>>>>>
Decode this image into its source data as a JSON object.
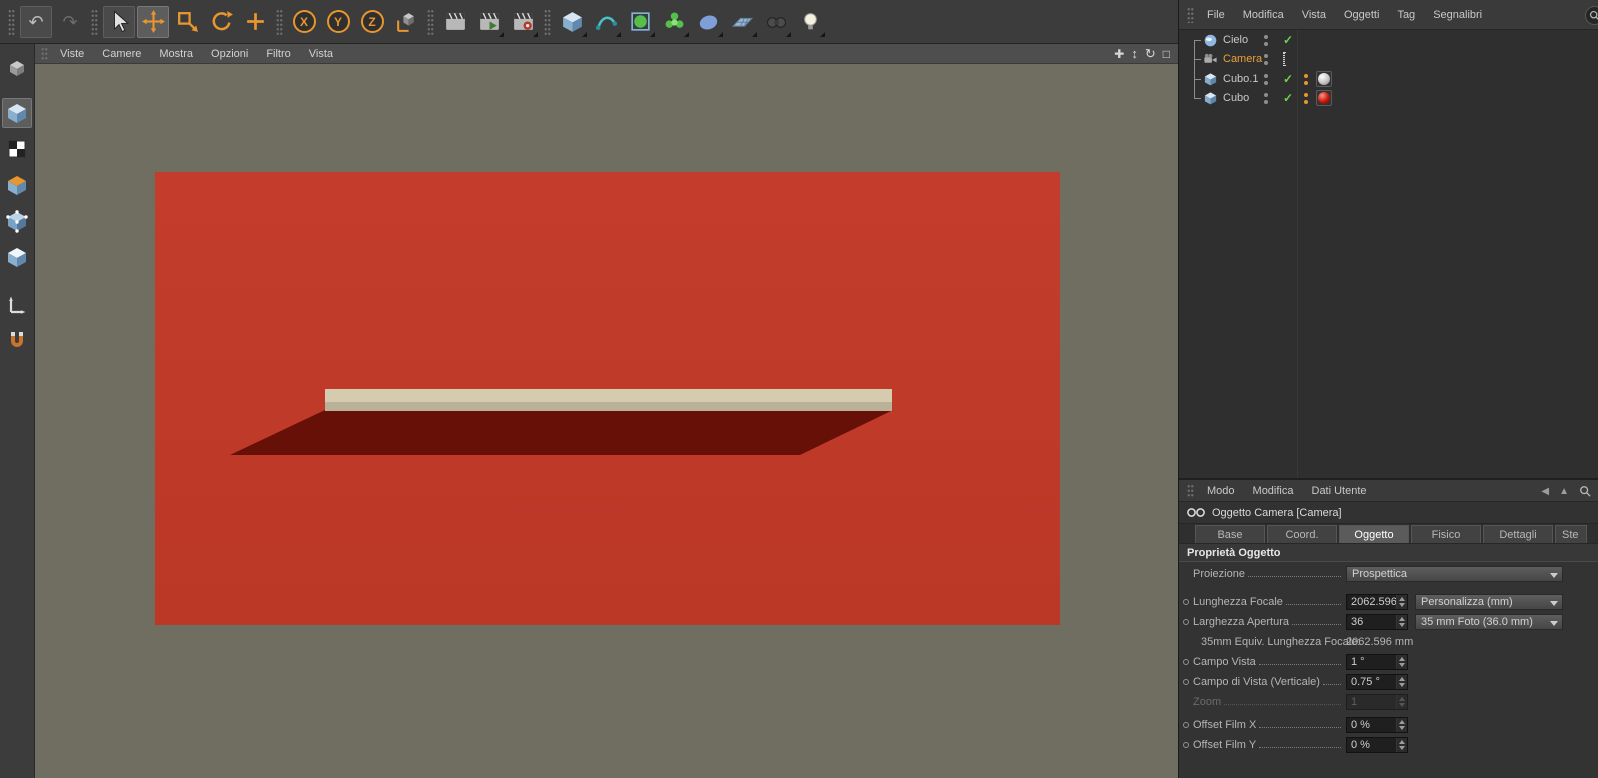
{
  "icons": {
    "axis_x": "X",
    "axis_y": "Y",
    "axis_z": "Z"
  },
  "viewport": {
    "menu": [
      "Viste",
      "Camere",
      "Mostra",
      "Opzioni",
      "Filtro",
      "Vista"
    ]
  },
  "object_manager": {
    "menu": [
      "File",
      "Modifica",
      "Vista",
      "Oggetti",
      "Tag",
      "Segnalibri"
    ],
    "objects": [
      {
        "name": "Cielo"
      },
      {
        "name": "Camera"
      },
      {
        "name": "Cubo.1"
      },
      {
        "name": "Cubo"
      }
    ]
  },
  "attribute_manager": {
    "menu": [
      "Modo",
      "Modifica",
      "Dati Utente"
    ],
    "title": "Oggetto Camera [Camera]",
    "tabs": [
      "Base",
      "Coord.",
      "Oggetto",
      "Fisico",
      "Dettagli",
      "Ste"
    ],
    "section": "Proprietà Oggetto",
    "rows": [
      {
        "label": "Proiezione",
        "dropdown": "Prospettica"
      },
      {
        "label": "Lunghezza Focale",
        "value": "2062.596",
        "dropdown": "Personalizza (mm)"
      },
      {
        "label": "Larghezza Apertura",
        "value": "36",
        "dropdown": "35 mm Foto (36.0 mm)"
      },
      {
        "label": "35mm Equiv. Lunghezza Focale:",
        "value": "2062.596 mm"
      },
      {
        "label": "Campo Vista",
        "value": "1 °"
      },
      {
        "label": "Campo di Vista (Verticale)",
        "value": "0.75 °"
      },
      {
        "label": "Zoom",
        "value": "1"
      },
      {
        "label": "Offset Film X",
        "value": "0 %"
      },
      {
        "label": "Offset Film Y",
        "value": "0 %"
      }
    ]
  }
}
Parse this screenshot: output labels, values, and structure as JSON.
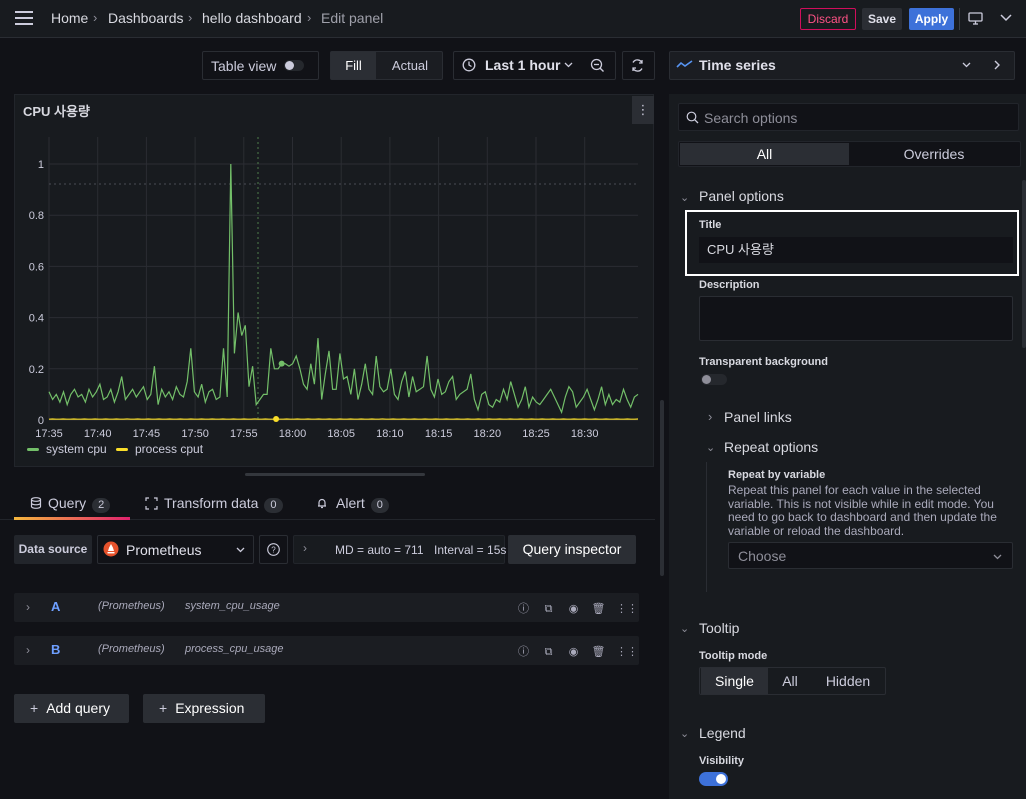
{
  "nav": {
    "breadcrumbs": [
      "Home",
      "Dashboards",
      "hello dashboard",
      "Edit panel"
    ],
    "discard": "Discard",
    "save": "Save",
    "apply": "Apply"
  },
  "toolbar": {
    "table_view": "Table view",
    "fill": "Fill",
    "actual": "Actual",
    "time_range": "Last 1 hour",
    "visualization": "Time series"
  },
  "panel": {
    "title": "CPU 사용량"
  },
  "chart_data": {
    "type": "line",
    "x_ticks": [
      "17:35",
      "17:40",
      "17:45",
      "17:50",
      "17:55",
      "18:00",
      "18:05",
      "18:10",
      "18:15",
      "18:20",
      "18:25",
      "18:30"
    ],
    "y_ticks": [
      "0",
      "0.2",
      "0.4",
      "0.6",
      "0.8",
      "1"
    ],
    "ylim": [
      0,
      1
    ],
    "series": [
      {
        "name": "system cpu",
        "color": "#73bf69",
        "values": [
          0.11,
          0.08,
          0.1,
          0.07,
          0.11,
          0.06,
          0.1,
          0.12,
          0.09,
          0.1,
          0.07,
          0.12,
          0.09,
          0.11,
          0.14,
          0.08,
          0.09,
          0.12,
          0.07,
          0.11,
          0.17,
          0.08,
          0.1,
          0.12,
          0.09,
          0.11,
          0.13,
          0.08,
          0.1,
          0.21,
          0.06,
          0.12,
          0.09,
          0.11,
          0.08,
          0.13,
          0.1,
          0.09,
          0.15,
          0.28,
          0.11,
          0.09,
          0.14,
          0.07,
          0.11,
          0.12,
          0.08,
          0.09,
          0.28,
          0.09,
          1.0,
          0.26,
          0.42,
          0.33,
          0.37,
          0.13,
          0.21,
          0.06,
          0.08,
          0.1,
          0.1,
          0.28,
          0.2,
          0.2,
          0.22,
          0.22,
          0.21,
          0.22,
          0.25,
          0.2,
          0.14,
          0.12,
          0.22,
          0.14,
          0.32,
          0.08,
          0.18,
          0.27,
          0.12,
          0.12,
          0.26,
          0.16,
          0.17,
          0.1,
          0.2,
          0.08,
          0.14,
          0.22,
          0.12,
          0.1,
          0.25,
          0.13,
          0.11,
          0.12,
          0.2,
          0.1,
          0.08,
          0.15,
          0.19,
          0.09,
          0.17,
          0.11,
          0.12,
          0.13,
          0.25,
          0.12,
          0.09,
          0.16,
          0.1,
          0.11,
          0.15,
          0.17,
          0.08,
          0.1,
          0.11,
          0.12,
          0.18,
          0.08,
          0.04,
          0.1,
          0.11,
          0.06,
          0.05,
          0.08,
          0.07,
          0.12,
          0.08,
          0.15,
          0.1,
          0.05,
          0.08,
          0.13,
          0.05,
          0.09,
          0.07,
          0.06,
          0.08,
          0.1,
          0.12,
          0.09,
          0.06,
          0.03,
          0.09,
          0.13,
          0.11,
          0.05,
          0.07,
          0.09,
          0.12,
          0.08,
          0.04,
          0.08,
          0.13,
          0.06,
          0.1,
          0.06,
          0.08,
          0.07,
          0.12,
          0.08,
          0.05,
          0.09,
          0.1
        ]
      },
      {
        "name": "process cput",
        "color": "#fade2a",
        "values": [
          0.003,
          0.004,
          0.003,
          0.003,
          0.004,
          0.003,
          0.003,
          0.004,
          0.003,
          0.003,
          0.004,
          0.003,
          0.003,
          0.004,
          0.003,
          0.003,
          0.004,
          0.003,
          0.003,
          0.004,
          0.003,
          0.003,
          0.004,
          0.003,
          0.003,
          0.004,
          0.003,
          0.003,
          0.004,
          0.003,
          0.003,
          0.004,
          0.003,
          0.003,
          0.004,
          0.003,
          0.003,
          0.004,
          0.003,
          0.003,
          0.004,
          0.003,
          0.003,
          0.004,
          0.003,
          0.003,
          0.004,
          0.003,
          0.003,
          0.004,
          0.003,
          0.003,
          0.004,
          0.003,
          0.003,
          0.004,
          0.003,
          0.003,
          0.004,
          0.003,
          0.003,
          0.004,
          0.003,
          0.003,
          0.004,
          0.003,
          0.003,
          0.004,
          0.003,
          0.003,
          0.004,
          0.003,
          0.003,
          0.004,
          0.003,
          0.003,
          0.004,
          0.003,
          0.003,
          0.004,
          0.003,
          0.003,
          0.004,
          0.003,
          0.003,
          0.004,
          0.003,
          0.003,
          0.004,
          0.003,
          0.003,
          0.004,
          0.003,
          0.003,
          0.004,
          0.003,
          0.003,
          0.004,
          0.003,
          0.003,
          0.004,
          0.003,
          0.003,
          0.004,
          0.003,
          0.003,
          0.004,
          0.003,
          0.003,
          0.004,
          0.003,
          0.003,
          0.004,
          0.003,
          0.003,
          0.004,
          0.003,
          0.003,
          0.004,
          0.003,
          0.003,
          0.004,
          0.003,
          0.003,
          0.004,
          0.003,
          0.003,
          0.004,
          0.003,
          0.003,
          0.004,
          0.003,
          0.003,
          0.004,
          0.003,
          0.003,
          0.004,
          0.003,
          0.003,
          0.004,
          0.003,
          0.003,
          0.004,
          0.003,
          0.003,
          0.004,
          0.003,
          0.003,
          0.004,
          0.003,
          0.003,
          0.004,
          0.003,
          0.003,
          0.004,
          0.003,
          0.003,
          0.004,
          0.003,
          0.003,
          0.004,
          0.003,
          0.003,
          0.004,
          0.003,
          0.003,
          0.004
        ]
      }
    ]
  },
  "query_tabs": [
    {
      "label": "Query",
      "count": "2"
    },
    {
      "label": "Transform data",
      "count": "0"
    },
    {
      "label": "Alert",
      "count": "0"
    }
  ],
  "datasource": {
    "label": "Data source",
    "name": "Prometheus",
    "options": "MD = auto = 711",
    "interval": "Interval = 15s",
    "inspector": "Query inspector"
  },
  "queries": [
    {
      "id": "A",
      "ds": "(Prometheus)",
      "metric": "system_cpu_usage"
    },
    {
      "id": "B",
      "ds": "(Prometheus)",
      "metric": "process_cpu_usage"
    }
  ],
  "actions": {
    "add_query": "Add query",
    "expression": "Expression"
  },
  "options": {
    "search_placeholder": "Search options",
    "tab_all": "All",
    "tab_overrides": "Overrides",
    "panel_options": "Panel options",
    "title_label": "Title",
    "title_value": "CPU 사용량",
    "description_label": "Description",
    "transparent_label": "Transparent background",
    "panel_links": "Panel links",
    "repeat_options": "Repeat options",
    "repeat_by_label": "Repeat by variable",
    "repeat_help": [
      "Repeat this panel for each value in the selected",
      "variable. This is not visible while in edit mode. You",
      "need to go back to dashboard and then update the",
      "variable or reload the dashboard."
    ],
    "choose": "Choose",
    "tooltip": "Tooltip",
    "tooltip_mode_label": "Tooltip mode",
    "tooltip_modes": [
      "Single",
      "All",
      "Hidden"
    ],
    "legend": "Legend",
    "visibility_label": "Visibility"
  }
}
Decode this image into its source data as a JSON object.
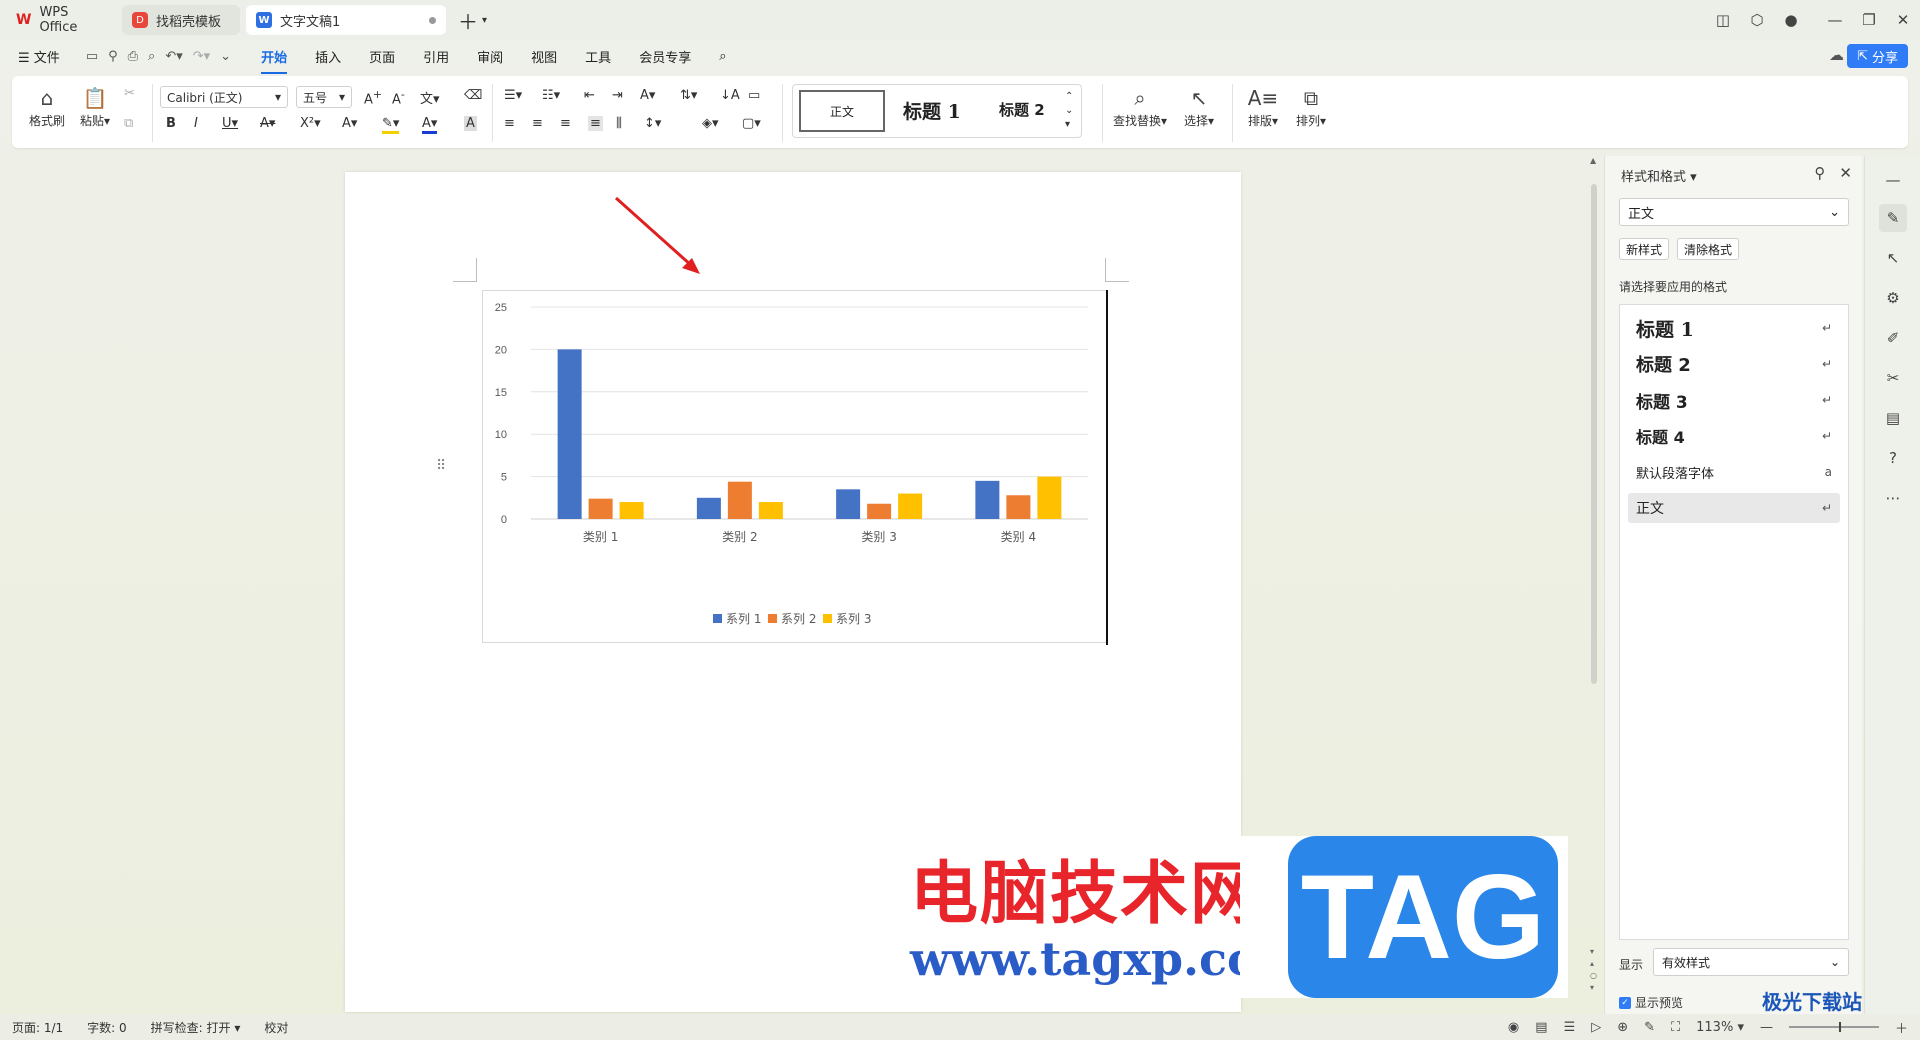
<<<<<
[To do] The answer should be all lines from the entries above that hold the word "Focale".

[Response to this task]
        "label": "Lunghezza Focale",
        "label": "35mm Equiv. Lunghezza Focale:",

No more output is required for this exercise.